### WHAT IS EXPECTED
Print exactly the line that contains "Read all visible content and emit it as JSON." along with every line beneath it to the end of the records below, and omit pictures.

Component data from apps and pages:

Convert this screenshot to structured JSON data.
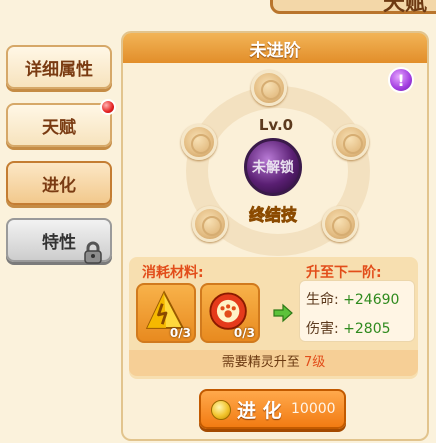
{
  "header": {
    "tab_partial": "天赋"
  },
  "sidebar": {
    "tabs": [
      {
        "label": "详细属性",
        "active": false
      },
      {
        "label": "天赋",
        "badge": true
      },
      {
        "label": "进化",
        "active": true
      },
      {
        "label": "特性",
        "locked": true
      }
    ]
  },
  "panel": {
    "title": "未进阶",
    "level": "Lv.0",
    "core_label": "未解锁",
    "skill_label": "终结技"
  },
  "materials": {
    "label": "消耗材料:",
    "items": [
      {
        "icon": "yellow-crystal-icon",
        "count": "0/3"
      },
      {
        "icon": "red-paw-orb-icon",
        "count": "0/3"
      }
    ]
  },
  "upgrade": {
    "label": "升至下一阶:",
    "stats": [
      {
        "name": "生命:",
        "value": "+24690"
      },
      {
        "name": "伤害:",
        "value": "+2805"
      }
    ]
  },
  "requirement": {
    "prefix": "需要精灵升至",
    "level": "7级"
  },
  "evolve_button": {
    "label": "进 化",
    "cost": "10000"
  },
  "colors": {
    "accent": "#f27b12",
    "highlight": "#e24d1a",
    "positive": "#2f8a1e"
  }
}
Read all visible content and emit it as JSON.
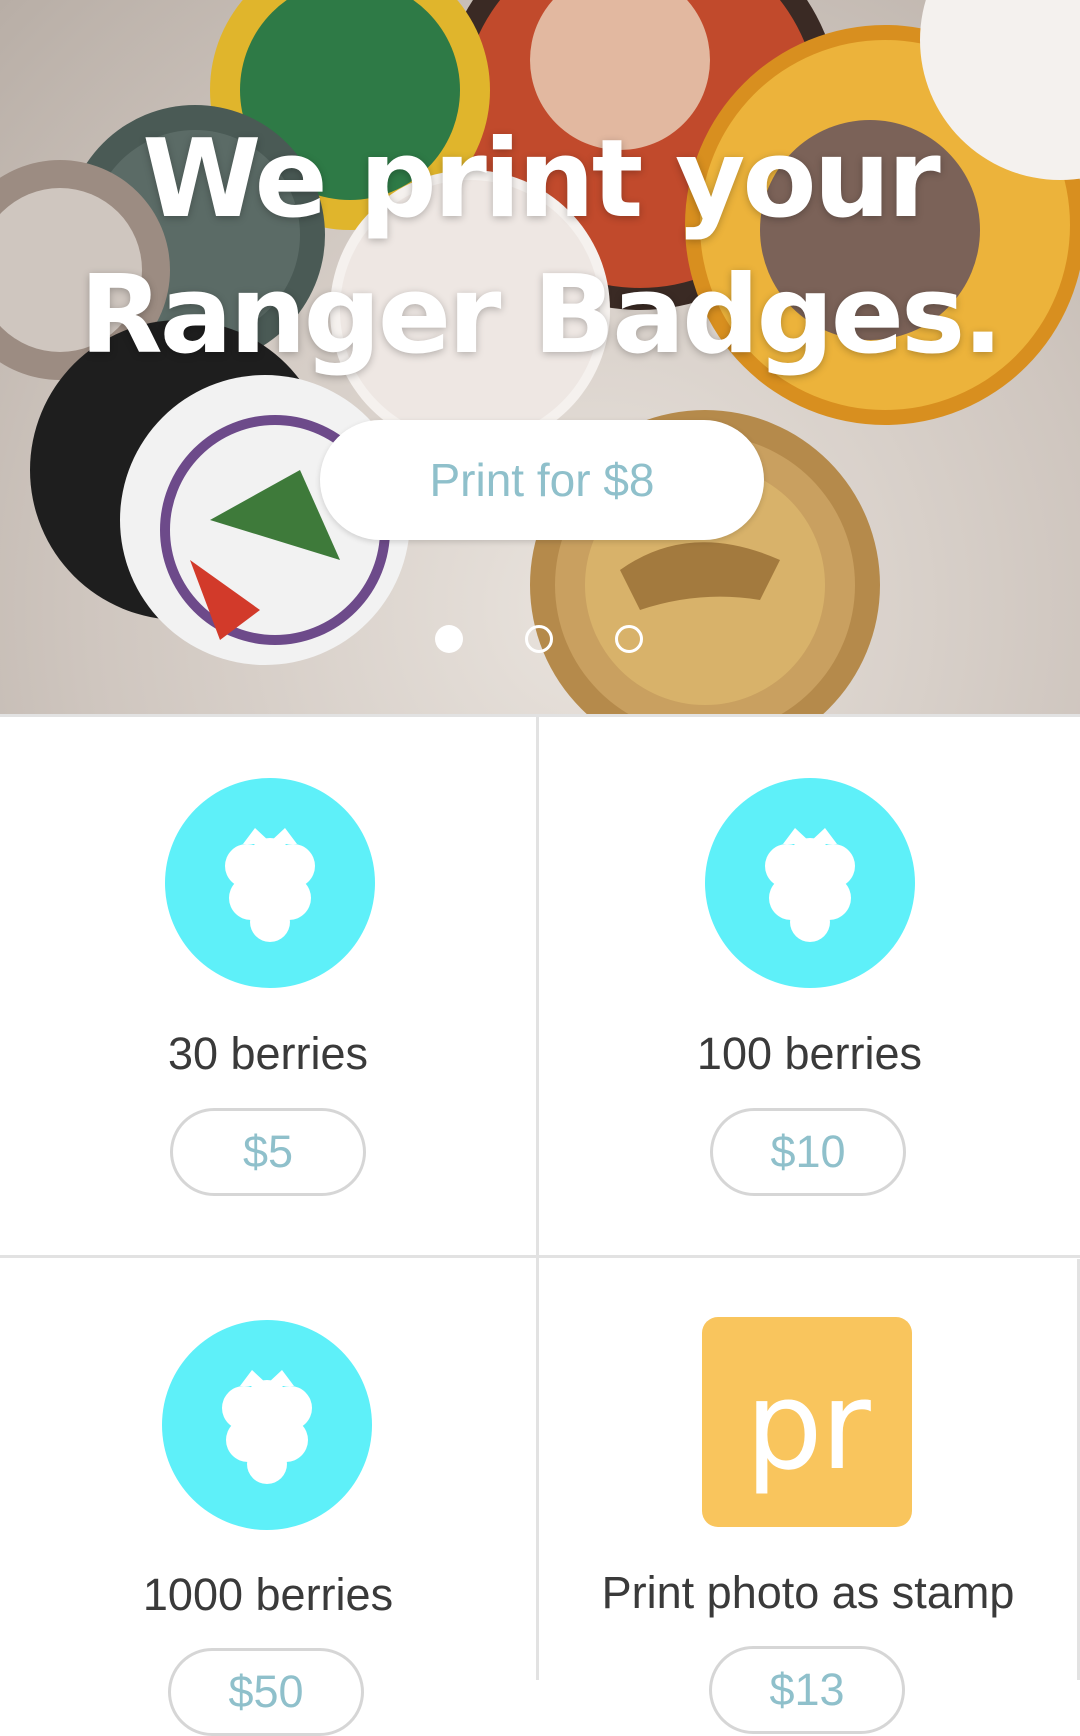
{
  "hero": {
    "title_line1": "We print your",
    "title_line2": "Ranger Badges.",
    "cta_label": "Print for $8",
    "carousel": {
      "count": 3,
      "active_index": 0
    }
  },
  "products": [
    {
      "icon": "raspberry-icon",
      "name": "30 berries",
      "price": "$5"
    },
    {
      "icon": "raspberry-icon",
      "name": "100 berries",
      "price": "$10"
    },
    {
      "icon": "raspberry-icon",
      "name": "1000 berries",
      "price": "$50"
    },
    {
      "icon_text": "pr",
      "name": "Print photo as stamp",
      "price": "$13"
    }
  ],
  "colors": {
    "accent_cyan": "#5ef0f9",
    "accent_orange": "#f9c55d",
    "price_text": "#8fc0cb"
  }
}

### FINAL ANSWER
Read all visible content and emit it as JSON.
{
  "hero": {
    "title_line1": "We print your",
    "title_line2": "Ranger Badges.",
    "cta_label": "Print for $8",
    "carousel": {
      "count": 3,
      "active_index": 0
    }
  },
  "products": [
    {
      "icon": "raspberry-icon",
      "name": "30 berries",
      "price": "$5"
    },
    {
      "icon": "raspberry-icon",
      "name": "100 berries",
      "price": "$10"
    },
    {
      "icon": "raspberry-icon",
      "name": "1000 berries",
      "price": "$50"
    },
    {
      "icon_text": "pr",
      "name": "Print photo as stamp",
      "price": "$13"
    }
  ],
  "colors": {
    "accent_cyan": "#5ef0f9",
    "accent_orange": "#f9c55d",
    "price_text": "#8fc0cb"
  }
}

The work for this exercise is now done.